  • Watch Case Dimension Comparisons:
    It can be difficult to determine how a watch will fit on your wrist without trying it on first. Get a better feel for the size of a watch case by comparing the case diameter to the following diameters of common objects:
  • Nickel: 21.21mm
  • Quarter: 24.26mm
  • Half Dollar: 30.61mm
  • Poker Chip (standard): 39mm
  • Ping Pong Ball: 40mm
  • Golf Ball: 42.67mm
  • Tow Ball Hitch (ISO standard): 50mm
  • Racquetball: 57mm
  • Soda Can (standard): 65mm
  • Tennis Ball: 67mm

  • Dive into style with TechnoMarine ‒ watches crafted for those who live life on the edge. Internationally-recognized for their colorful, sport-luxury styles, TechnoMarine made a splash in the industry being the first to offer a diving chronograph with diamonds. Today, the brand continues to live by its same founding principle, making innovation the rule, not the exception. TechnoMarine watches exude luxury, set trends, and use unconventional materials and colors to set themselves apart. Steer your own course with TechnoMarine.
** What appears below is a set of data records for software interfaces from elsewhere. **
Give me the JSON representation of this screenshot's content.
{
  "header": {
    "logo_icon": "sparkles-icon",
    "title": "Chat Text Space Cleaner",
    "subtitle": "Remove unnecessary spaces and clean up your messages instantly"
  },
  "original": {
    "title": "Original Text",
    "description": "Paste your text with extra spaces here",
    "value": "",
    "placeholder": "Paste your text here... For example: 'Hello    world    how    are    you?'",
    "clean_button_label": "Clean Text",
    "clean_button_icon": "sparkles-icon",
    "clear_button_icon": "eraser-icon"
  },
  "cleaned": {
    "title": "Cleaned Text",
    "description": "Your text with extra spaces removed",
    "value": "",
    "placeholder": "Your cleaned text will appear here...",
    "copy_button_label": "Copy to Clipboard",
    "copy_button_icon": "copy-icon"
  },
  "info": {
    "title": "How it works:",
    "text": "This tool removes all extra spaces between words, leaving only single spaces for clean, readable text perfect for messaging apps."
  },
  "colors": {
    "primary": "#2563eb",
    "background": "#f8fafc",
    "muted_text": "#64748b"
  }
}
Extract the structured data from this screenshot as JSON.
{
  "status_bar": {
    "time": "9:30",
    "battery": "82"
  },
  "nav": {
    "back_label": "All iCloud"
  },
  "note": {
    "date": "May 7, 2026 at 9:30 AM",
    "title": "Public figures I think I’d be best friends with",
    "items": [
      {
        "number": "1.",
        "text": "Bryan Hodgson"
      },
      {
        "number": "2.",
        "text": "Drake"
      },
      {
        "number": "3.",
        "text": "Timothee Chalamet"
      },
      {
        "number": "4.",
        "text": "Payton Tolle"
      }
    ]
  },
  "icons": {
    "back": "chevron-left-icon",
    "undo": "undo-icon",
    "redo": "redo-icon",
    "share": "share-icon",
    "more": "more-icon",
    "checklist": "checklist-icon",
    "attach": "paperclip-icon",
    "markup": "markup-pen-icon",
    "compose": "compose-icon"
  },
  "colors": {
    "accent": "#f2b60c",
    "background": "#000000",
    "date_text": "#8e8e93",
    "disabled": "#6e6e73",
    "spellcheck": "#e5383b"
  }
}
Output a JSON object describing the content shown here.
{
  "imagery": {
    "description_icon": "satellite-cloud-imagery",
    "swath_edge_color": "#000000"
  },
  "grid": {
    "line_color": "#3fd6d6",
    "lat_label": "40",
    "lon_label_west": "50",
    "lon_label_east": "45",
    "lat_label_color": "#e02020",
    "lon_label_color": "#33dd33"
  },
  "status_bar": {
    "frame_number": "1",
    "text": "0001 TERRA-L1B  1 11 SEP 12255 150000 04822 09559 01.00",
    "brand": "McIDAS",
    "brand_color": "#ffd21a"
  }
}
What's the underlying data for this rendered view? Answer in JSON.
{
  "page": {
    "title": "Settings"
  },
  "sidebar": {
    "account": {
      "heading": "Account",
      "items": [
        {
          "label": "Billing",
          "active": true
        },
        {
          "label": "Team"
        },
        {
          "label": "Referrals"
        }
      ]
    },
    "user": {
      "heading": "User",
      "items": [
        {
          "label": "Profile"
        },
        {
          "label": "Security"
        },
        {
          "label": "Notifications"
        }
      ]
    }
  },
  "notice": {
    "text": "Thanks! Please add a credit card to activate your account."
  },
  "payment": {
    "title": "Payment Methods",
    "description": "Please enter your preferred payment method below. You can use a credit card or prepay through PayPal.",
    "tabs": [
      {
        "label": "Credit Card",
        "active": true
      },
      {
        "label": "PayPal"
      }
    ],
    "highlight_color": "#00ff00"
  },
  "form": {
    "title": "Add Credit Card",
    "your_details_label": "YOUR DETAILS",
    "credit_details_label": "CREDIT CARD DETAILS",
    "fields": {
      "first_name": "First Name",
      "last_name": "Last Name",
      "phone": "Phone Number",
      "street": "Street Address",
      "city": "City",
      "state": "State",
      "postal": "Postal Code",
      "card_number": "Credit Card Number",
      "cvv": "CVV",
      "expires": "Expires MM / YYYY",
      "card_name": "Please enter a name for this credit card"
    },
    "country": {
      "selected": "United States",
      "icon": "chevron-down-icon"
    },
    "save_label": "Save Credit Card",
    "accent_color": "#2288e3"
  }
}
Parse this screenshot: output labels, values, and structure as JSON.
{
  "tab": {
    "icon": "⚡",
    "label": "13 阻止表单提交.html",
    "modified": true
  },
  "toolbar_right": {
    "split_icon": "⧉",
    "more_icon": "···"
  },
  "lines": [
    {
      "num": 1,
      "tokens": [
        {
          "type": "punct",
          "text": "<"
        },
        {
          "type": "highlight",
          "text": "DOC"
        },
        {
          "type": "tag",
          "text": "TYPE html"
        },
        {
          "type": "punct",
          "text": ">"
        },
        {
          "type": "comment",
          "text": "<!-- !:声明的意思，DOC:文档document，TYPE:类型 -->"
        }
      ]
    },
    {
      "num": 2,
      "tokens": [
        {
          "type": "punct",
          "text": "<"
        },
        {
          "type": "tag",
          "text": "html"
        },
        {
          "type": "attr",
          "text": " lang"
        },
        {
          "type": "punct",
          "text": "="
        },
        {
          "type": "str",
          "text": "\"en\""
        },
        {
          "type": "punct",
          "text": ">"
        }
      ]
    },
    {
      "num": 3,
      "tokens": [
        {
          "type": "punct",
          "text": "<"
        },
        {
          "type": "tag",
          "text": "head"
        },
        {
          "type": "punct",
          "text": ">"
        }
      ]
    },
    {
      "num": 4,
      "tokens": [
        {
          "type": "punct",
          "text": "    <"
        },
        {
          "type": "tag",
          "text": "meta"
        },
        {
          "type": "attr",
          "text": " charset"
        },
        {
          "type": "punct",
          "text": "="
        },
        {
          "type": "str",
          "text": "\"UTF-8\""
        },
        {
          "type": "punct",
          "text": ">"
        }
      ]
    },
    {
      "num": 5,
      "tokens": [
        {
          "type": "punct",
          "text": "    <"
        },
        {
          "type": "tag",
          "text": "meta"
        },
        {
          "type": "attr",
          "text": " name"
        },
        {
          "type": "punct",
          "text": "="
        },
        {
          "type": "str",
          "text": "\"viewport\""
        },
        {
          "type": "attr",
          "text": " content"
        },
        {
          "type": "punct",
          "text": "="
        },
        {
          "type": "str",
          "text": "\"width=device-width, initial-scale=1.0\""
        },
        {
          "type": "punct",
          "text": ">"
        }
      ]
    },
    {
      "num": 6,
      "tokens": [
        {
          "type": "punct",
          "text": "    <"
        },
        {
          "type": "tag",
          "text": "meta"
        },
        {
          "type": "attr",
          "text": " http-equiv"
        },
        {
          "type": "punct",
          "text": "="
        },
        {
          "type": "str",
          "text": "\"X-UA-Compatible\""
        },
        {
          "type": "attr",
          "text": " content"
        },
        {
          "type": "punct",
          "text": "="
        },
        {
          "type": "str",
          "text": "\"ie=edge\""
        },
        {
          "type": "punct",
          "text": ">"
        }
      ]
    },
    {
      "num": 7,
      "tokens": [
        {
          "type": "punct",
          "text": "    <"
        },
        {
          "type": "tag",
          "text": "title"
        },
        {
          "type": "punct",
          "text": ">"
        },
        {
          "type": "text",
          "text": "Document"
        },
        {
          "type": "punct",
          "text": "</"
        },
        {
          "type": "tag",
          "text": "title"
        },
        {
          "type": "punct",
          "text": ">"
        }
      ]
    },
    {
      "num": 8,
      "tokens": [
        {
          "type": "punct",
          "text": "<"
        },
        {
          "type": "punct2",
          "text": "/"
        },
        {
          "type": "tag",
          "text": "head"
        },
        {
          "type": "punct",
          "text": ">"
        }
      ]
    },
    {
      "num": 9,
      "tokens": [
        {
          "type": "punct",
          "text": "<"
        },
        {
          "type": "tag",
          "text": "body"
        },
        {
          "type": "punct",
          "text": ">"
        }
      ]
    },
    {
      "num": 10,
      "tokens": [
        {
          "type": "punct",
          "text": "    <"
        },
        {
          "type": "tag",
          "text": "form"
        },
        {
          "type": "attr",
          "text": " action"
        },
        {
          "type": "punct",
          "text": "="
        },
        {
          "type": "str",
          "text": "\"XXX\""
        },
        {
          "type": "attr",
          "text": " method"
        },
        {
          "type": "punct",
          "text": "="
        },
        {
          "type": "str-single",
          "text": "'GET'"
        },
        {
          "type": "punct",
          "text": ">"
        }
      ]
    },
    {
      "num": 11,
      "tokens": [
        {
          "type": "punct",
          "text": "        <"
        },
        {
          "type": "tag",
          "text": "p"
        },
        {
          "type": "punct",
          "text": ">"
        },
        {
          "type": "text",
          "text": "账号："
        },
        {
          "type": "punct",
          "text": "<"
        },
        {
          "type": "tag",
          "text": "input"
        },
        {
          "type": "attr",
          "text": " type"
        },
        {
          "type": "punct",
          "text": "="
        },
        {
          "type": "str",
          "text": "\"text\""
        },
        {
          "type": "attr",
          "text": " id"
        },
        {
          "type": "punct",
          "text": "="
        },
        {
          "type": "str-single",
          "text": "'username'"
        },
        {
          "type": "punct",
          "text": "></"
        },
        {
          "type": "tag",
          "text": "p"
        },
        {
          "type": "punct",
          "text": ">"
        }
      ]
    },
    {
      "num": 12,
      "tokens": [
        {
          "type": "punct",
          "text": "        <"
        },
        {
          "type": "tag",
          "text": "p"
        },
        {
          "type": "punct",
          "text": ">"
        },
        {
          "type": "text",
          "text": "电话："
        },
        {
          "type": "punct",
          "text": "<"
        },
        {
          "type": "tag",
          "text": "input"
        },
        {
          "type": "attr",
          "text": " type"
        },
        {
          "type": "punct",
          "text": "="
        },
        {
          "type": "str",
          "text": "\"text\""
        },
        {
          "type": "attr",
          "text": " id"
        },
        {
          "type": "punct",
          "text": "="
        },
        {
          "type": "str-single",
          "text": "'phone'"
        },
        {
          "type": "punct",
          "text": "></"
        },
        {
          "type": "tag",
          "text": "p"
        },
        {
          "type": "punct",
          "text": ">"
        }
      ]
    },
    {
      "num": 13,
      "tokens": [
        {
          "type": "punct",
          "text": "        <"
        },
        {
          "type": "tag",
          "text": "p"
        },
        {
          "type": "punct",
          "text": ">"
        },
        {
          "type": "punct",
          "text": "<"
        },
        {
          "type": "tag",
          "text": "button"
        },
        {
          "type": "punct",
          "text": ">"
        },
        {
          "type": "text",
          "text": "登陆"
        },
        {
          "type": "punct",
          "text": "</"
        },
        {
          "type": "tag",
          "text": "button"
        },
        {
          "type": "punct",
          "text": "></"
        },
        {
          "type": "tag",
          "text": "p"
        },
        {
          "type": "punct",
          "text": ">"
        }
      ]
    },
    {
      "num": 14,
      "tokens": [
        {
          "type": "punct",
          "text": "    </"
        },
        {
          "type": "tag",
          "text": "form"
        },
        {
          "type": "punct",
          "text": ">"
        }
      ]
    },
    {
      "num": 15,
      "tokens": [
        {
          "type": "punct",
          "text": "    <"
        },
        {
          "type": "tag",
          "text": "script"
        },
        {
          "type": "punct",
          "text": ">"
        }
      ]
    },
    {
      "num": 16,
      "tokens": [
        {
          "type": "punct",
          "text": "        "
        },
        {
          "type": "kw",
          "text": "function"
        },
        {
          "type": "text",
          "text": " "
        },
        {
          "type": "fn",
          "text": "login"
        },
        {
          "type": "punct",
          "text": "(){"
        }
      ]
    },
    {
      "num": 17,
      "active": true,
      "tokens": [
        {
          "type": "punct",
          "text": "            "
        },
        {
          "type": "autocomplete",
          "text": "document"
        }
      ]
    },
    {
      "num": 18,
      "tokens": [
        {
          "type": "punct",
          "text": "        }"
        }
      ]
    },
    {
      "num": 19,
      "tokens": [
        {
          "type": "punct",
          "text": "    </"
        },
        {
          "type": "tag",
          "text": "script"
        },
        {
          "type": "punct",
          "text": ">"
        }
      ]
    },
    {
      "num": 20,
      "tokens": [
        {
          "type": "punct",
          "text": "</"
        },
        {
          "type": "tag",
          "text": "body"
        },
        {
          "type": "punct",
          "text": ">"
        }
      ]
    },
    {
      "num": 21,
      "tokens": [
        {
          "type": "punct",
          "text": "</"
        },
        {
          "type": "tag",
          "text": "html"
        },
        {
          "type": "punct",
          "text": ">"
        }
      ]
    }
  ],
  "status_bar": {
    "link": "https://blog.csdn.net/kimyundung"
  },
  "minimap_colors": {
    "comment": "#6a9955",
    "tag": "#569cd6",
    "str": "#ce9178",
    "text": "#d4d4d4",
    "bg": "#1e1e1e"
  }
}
    Annilie KelleyAbout the Guest
    TechnoMarine Brand Ambassador Annilie Kelley is a skilled, on-air expert whose most recent experience includes working for a major sports network. As a fan of the latest fashions, Annilie is naturally drawn to this innovative and stylish brand.

    Your watch is protected by the TechnoMarine warranty for a period of two years from the date of purchase. The TechnoMarine warranty covers all material and manufacturing defects during this period. The warranty is only valid if the retailer has completed the warranty card with: date of purchase, reference number, serial number, and retailer's name, address and phone number. In addition, the serial number must be clearly legible on the watch. If your Technomarine watch is in need of repair, please contact your nearest repair center. Contact 1-800-327-7682.